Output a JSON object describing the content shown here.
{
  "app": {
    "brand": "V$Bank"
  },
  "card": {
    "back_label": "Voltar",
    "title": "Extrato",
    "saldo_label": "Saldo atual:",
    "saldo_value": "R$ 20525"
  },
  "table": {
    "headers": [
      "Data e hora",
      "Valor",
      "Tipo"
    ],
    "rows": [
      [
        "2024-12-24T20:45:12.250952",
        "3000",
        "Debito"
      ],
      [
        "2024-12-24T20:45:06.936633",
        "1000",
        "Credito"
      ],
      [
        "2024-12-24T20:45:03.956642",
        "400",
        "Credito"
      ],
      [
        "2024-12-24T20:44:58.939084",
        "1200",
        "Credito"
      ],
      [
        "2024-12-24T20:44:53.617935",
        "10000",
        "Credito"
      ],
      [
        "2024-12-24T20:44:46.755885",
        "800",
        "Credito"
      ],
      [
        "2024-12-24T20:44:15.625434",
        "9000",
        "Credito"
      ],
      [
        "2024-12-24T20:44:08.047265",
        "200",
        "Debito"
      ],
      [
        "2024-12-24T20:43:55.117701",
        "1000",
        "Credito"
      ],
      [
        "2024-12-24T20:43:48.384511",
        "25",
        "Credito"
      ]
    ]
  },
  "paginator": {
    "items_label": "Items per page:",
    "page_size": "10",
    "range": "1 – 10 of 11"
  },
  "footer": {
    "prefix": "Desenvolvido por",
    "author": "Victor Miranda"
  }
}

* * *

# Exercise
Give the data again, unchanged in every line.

# Task solution
Output a JSON object describing the content shown here.
{
  "app": {
    "brand": "V$Bank"
  },
  "card": {
    "back_label": "Voltar",
    "title": "Extrato",
    "saldo_label": "Saldo atual:",
    "saldo_value": "R$ 20525"
  },
  "table": {
    "headers": [
      "Data e hora",
      "Valor",
      "Tipo"
    ],
    "rows": [
      [
        "2024-12-24T20:45:12.250952",
        "3000",
        "Debito"
      ],
      [
        "2024-12-24T20:45:06.936633",
        "1000",
        "Credito"
      ],
      [
        "2024-12-24T20:45:03.956642",
        "400",
        "Credito"
      ],
      [
        "2024-12-24T20:44:58.939084",
        "1200",
        "Credito"
      ],
      [
        "2024-12-24T20:44:53.617935",
        "10000",
        "Credito"
      ],
      [
        "2024-12-24T20:44:46.755885",
        "800",
        "Credito"
      ],
      [
        "2024-12-24T20:44:15.625434",
        "9000",
        "Credito"
      ],
      [
        "2024-12-24T20:44:08.047265",
        "200",
        "Debito"
      ],
      [
        "2024-12-24T20:43:55.117701",
        "1000",
        "Credito"
      ],
      [
        "2024-12-24T20:43:48.384511",
        "25",
        "Credito"
      ]
    ]
  },
  "paginator": {
    "items_label": "Items per page:",
    "page_size": "10",
    "range": "1 – 10 of 11"
  },
  "footer": {
    "prefix": "Desenvolvido por",
    "author": "Victor Miranda"
  }
}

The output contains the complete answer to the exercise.